Although yoga aims to transcend the body, one must understand what comprises the body (as one must come to know the true self) before one can learn to hold back its forces.
Krishna briefly describes the sacred ground: it includes “awareness of ‘I,’” insight, the senses and their powers, desire and pleasure, hatred and pain, the body, and thought. But an absence of arrogance, deceit, and harm; a commitment to patience, purity, and restraint; indifference to the senses and a refusal of the self; a lack of clinging to worldly desires and outcomes; and endless devotion to Krishna in yoga: all these qualities comprise the true wisdom of the “supreme self.”
The body comprises far more than physical things and the senses; it includes what many would consider the “mind,” which demonstrates that the body is what consciously learns to turn away from the material world before this wisdom is encoded in the eternal self. Therefore, even though the body is the seat of self-awareness, the eternal self is the seat of wisdom because “wisdom” figures more as an orientation toward existence than a conscious form of knowledge.
One gains immortality by coming to know Brahman, which lies beyond the world and is “said to be neither being / nor non-being.” This pervades everything, even though it is immaterial; it “bears all” without clinging and partakes of the gunas despite having none. It is inside and outside, far and near, too subtle for most to understand. It is what bears beings, “the absorber / and creator.” It lies beyond light and darkness, constituting wisdom’s content and its goal.
Brahman supersedes not only dualities that exist in the world but also the duality of being and non-being that governs what is and is not in the world. This is because, as Krishna has previously argued, Brahman is everywhere and pervades everything, even the material world and its gunas, even though it is itself immaterial and formless.
Krishna explains that a devotee who understands the sacred ground, wisdom, and wisdom’s object can become one with him. He tells Arjuna that matter and spirit have no beginning, and that gunas and transformation come from matter, as do cause and effect, whereas pleasure and pain are grounded in the spirit, which can reside in matter and cling to the gunas. Indeed, one is born only because the spirit clings to gunas. The highest spirit or highest self is that which observes.
The “sacred ground” is not only the lower self, but also that which must be known in order for one to gain true knowledge. Although pleasure and pain are evidence of one’s unwise attachment to the world, they nevertheless reside in the spirit because they arise from the way the spirit interacts with the gunas (especially rajas, or passion).
Some can “see the self / in the self, / through the self,” in meditation; others use the yoga of samkhya and others the yoga of action. Others still pass “beyond death” through devotion, even if they only come to know the self through testimony from others.
Krishna confirms that there are three separate, equally valid paths to transcendence: knowledge, action, and devotion. Although seeing the self in the self seems like a form of knowledge, it is subtly different from samkhya: the former comes from perceiving the self directly, whereas the second comes from abstract philosophical thought.

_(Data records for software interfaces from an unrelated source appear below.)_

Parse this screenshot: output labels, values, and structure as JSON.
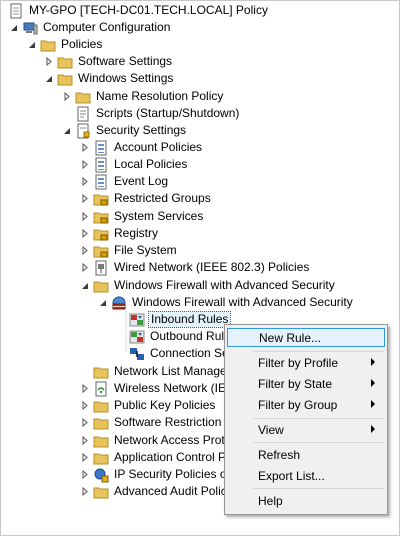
{
  "tree": {
    "root": "MY-GPO [TECH-DC01.TECH.LOCAL] Policy",
    "computer_configuration": "Computer Configuration",
    "policies": "Policies",
    "software_settings": "Software Settings",
    "windows_settings": "Windows Settings",
    "name_resolution_policy": "Name Resolution Policy",
    "scripts": "Scripts (Startup/Shutdown)",
    "security_settings": "Security Settings",
    "account_policies": "Account Policies",
    "local_policies": "Local Policies",
    "event_log": "Event Log",
    "restricted_groups": "Restricted Groups",
    "system_services": "System Services",
    "registry": "Registry",
    "file_system": "File System",
    "wired_network": "Wired Network (IEEE 802.3) Policies",
    "wfas_parent": "Windows Firewall with Advanced Security",
    "wfas_child": "Windows Firewall with Advanced Security",
    "inbound_rules": "Inbound Rules",
    "outbound_rules": "Outbound Rul",
    "connection_security": "Connection Se",
    "network_list_manager": "Network List Manage",
    "wireless_network": "Wireless Network (IEE",
    "public_key_policies": "Public Key Policies",
    "software_restriction": "Software Restriction P",
    "network_access_protection": "Network Access Prote",
    "application_control": "Application Control P",
    "ip_security": "IP Security Policies on",
    "advanced_audit": "Advanced Audit Polic"
  },
  "context_menu": {
    "new_rule": "New Rule...",
    "filter_by_profile": "Filter by Profile",
    "filter_by_state": "Filter by State",
    "filter_by_group": "Filter by Group",
    "view": "View",
    "refresh": "Refresh",
    "export_list": "Export List...",
    "help": "Help"
  },
  "colors": {
    "highlight_border": "#3399dd",
    "highlight_fill": "#e5f1fb",
    "folder": "#e8c25a",
    "menu_bg": "#f0f0f0"
  }
}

Anything that comes into being emerges from the union between the sacred ground and the knower. One who sees the highest lord everywhere, does not harm the self, realizes that they are not the agent of their material actions, and sees a multiplicity of ways of being everywhere can move beyond death. The imperishable self lacks gunas, a beginning, or action; it is like space, everywhere yet unmarked by anything that occupies it. It illuminates the sacred ground like the sun illuminates the earth. Knowing the difference between this sacred ground and the knower can lead people to the freedom of the highest realm.

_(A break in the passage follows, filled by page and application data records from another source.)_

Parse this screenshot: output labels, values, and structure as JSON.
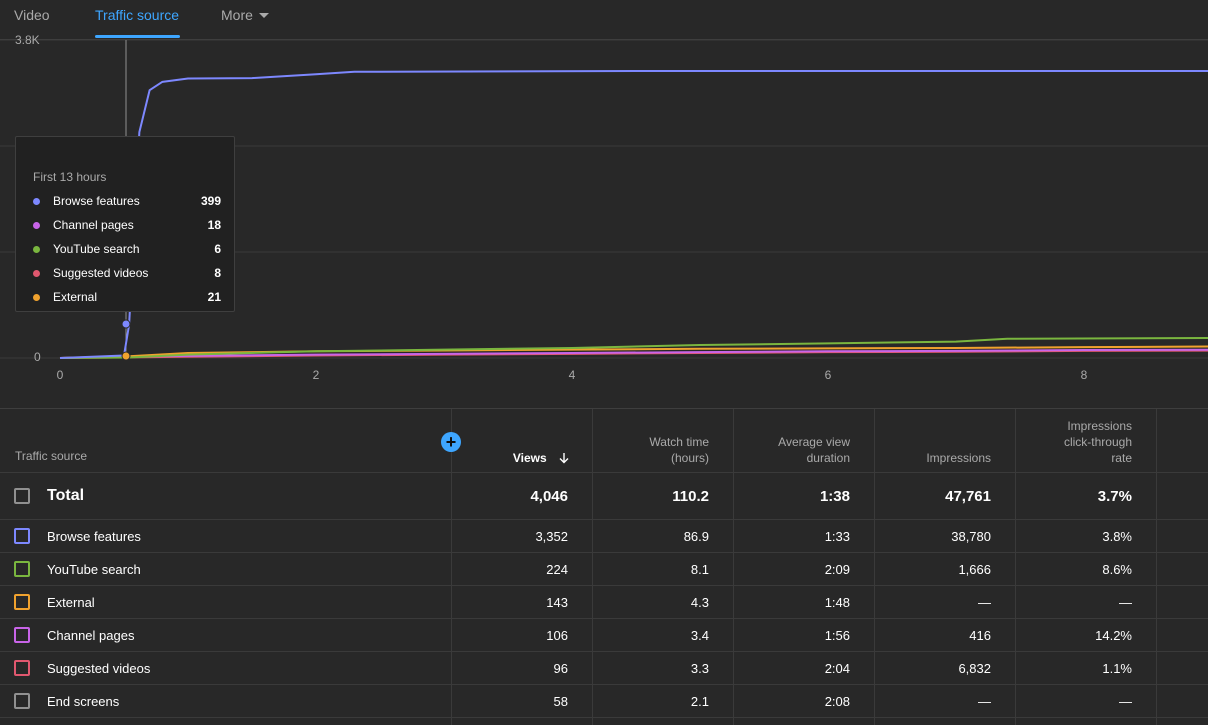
{
  "tabs": {
    "video": "Video",
    "traffic_source": "Traffic source",
    "more": "More"
  },
  "chart": {
    "y_top_label": "3.8K",
    "y_zero_label": "0",
    "x_ticks": [
      "0",
      "2",
      "4",
      "6",
      "8"
    ]
  },
  "chart_data": {
    "type": "line",
    "xlim": [
      0,
      9.3
    ],
    "ylim": [
      0,
      3800
    ],
    "grid": true,
    "xticks": [
      0,
      2,
      4,
      6,
      8
    ],
    "series": [
      {
        "name": "Browse features",
        "color": "#7d88ff",
        "points": [
          [
            0,
            0
          ],
          [
            0.5,
            30
          ],
          [
            0.54,
            399
          ],
          [
            0.62,
            2700
          ],
          [
            0.7,
            3200
          ],
          [
            0.8,
            3300
          ],
          [
            1.0,
            3340
          ],
          [
            1.5,
            3345
          ],
          [
            2.0,
            3390
          ],
          [
            2.3,
            3420
          ],
          [
            4.5,
            3430
          ],
          [
            9.3,
            3430
          ]
        ]
      },
      {
        "name": "YouTube search",
        "color": "#7ab63f",
        "points": [
          [
            0,
            0
          ],
          [
            0.54,
            6
          ],
          [
            1,
            40
          ],
          [
            2,
            80
          ],
          [
            3,
            100
          ],
          [
            4,
            120
          ],
          [
            5,
            155
          ],
          [
            6,
            175
          ],
          [
            7,
            195
          ],
          [
            7.4,
            230
          ],
          [
            9.3,
            240
          ]
        ]
      },
      {
        "name": "External",
        "color": "#f0a22e",
        "points": [
          [
            0,
            0
          ],
          [
            0.54,
            21
          ],
          [
            1,
            60
          ],
          [
            2,
            80
          ],
          [
            3,
            90
          ],
          [
            4,
            100
          ],
          [
            5,
            110
          ],
          [
            6,
            115
          ],
          [
            7,
            120
          ],
          [
            8,
            130
          ],
          [
            9.3,
            140
          ]
        ]
      },
      {
        "name": "Channel pages",
        "color": "#c864e8",
        "points": [
          [
            0,
            0
          ],
          [
            0.54,
            18
          ],
          [
            1,
            25
          ],
          [
            2,
            40
          ],
          [
            3,
            50
          ],
          [
            4,
            60
          ],
          [
            5,
            70
          ],
          [
            6,
            80
          ],
          [
            7,
            85
          ],
          [
            8,
            95
          ],
          [
            9.3,
            100
          ]
        ]
      },
      {
        "name": "Suggested videos",
        "color": "#e0586f",
        "points": [
          [
            0,
            0
          ],
          [
            0.54,
            8
          ],
          [
            1,
            15
          ],
          [
            2,
            30
          ],
          [
            3,
            40
          ],
          [
            4,
            50
          ],
          [
            5,
            60
          ],
          [
            6,
            70
          ],
          [
            7,
            75
          ],
          [
            8,
            85
          ],
          [
            9.3,
            90
          ]
        ]
      }
    ]
  },
  "tooltip": {
    "title": "First 13 hours",
    "rows": [
      {
        "label": "Browse features",
        "value": "399",
        "color": "#7d88ff"
      },
      {
        "label": "Channel pages",
        "value": "18",
        "color": "#c864e8"
      },
      {
        "label": "YouTube search",
        "value": "6",
        "color": "#7ab63f"
      },
      {
        "label": "Suggested videos",
        "value": "8",
        "color": "#e0586f"
      },
      {
        "label": "External",
        "value": "21",
        "color": "#f0a22e"
      }
    ]
  },
  "table": {
    "headers": {
      "name": "Traffic source",
      "views": "Views",
      "watch_time_1": "Watch time",
      "watch_time_2": "(hours)",
      "avd_1": "Average view",
      "avd_2": "duration",
      "impressions": "Impressions",
      "ctr_1": "Impressions",
      "ctr_2": "click-through",
      "ctr_3": "rate"
    },
    "sort_icon": "arrow-down-icon",
    "add_icon": "+",
    "total": {
      "name": "Total",
      "views": "4,046",
      "watch": "110.2",
      "avd": "1:38",
      "impressions": "47,761",
      "ctr": "3.7%"
    },
    "rows": [
      {
        "name": "Browse features",
        "views": "3,352",
        "watch": "86.9",
        "avd": "1:33",
        "impressions": "38,780",
        "ctr": "3.8%",
        "color": "#7d88ff"
      },
      {
        "name": "YouTube search",
        "views": "224",
        "watch": "8.1",
        "avd": "2:09",
        "impressions": "1,666",
        "ctr": "8.6%",
        "color": "#7ab63f"
      },
      {
        "name": "External",
        "views": "143",
        "watch": "4.3",
        "avd": "1:48",
        "impressions": "—",
        "ctr": "—",
        "color": "#f0a22e"
      },
      {
        "name": "Channel pages",
        "views": "106",
        "watch": "3.4",
        "avd": "1:56",
        "impressions": "416",
        "ctr": "14.2%",
        "color": "#c864e8"
      },
      {
        "name": "Suggested videos",
        "views": "96",
        "watch": "3.3",
        "avd": "2:04",
        "impressions": "6,832",
        "ctr": "1.1%",
        "color": "#e0586f"
      },
      {
        "name": "End screens",
        "views": "58",
        "watch": "2.1",
        "avd": "2:08",
        "impressions": "—",
        "ctr": "—",
        "color": "#909090"
      }
    ]
  }
}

All material things exist at the juncture of lower and higher selves, so their character relies upon the particular understanding that the knower (higher self) develops about the sacred ground (lower self). Wisdom means seeing the higher self that is immanent in all lower selves (recognizing that everything has the same kind of essential higher self and is therefore a dimension of the same universal being) while still sharply distinguishing between what properly belongs to the higher self and what does not.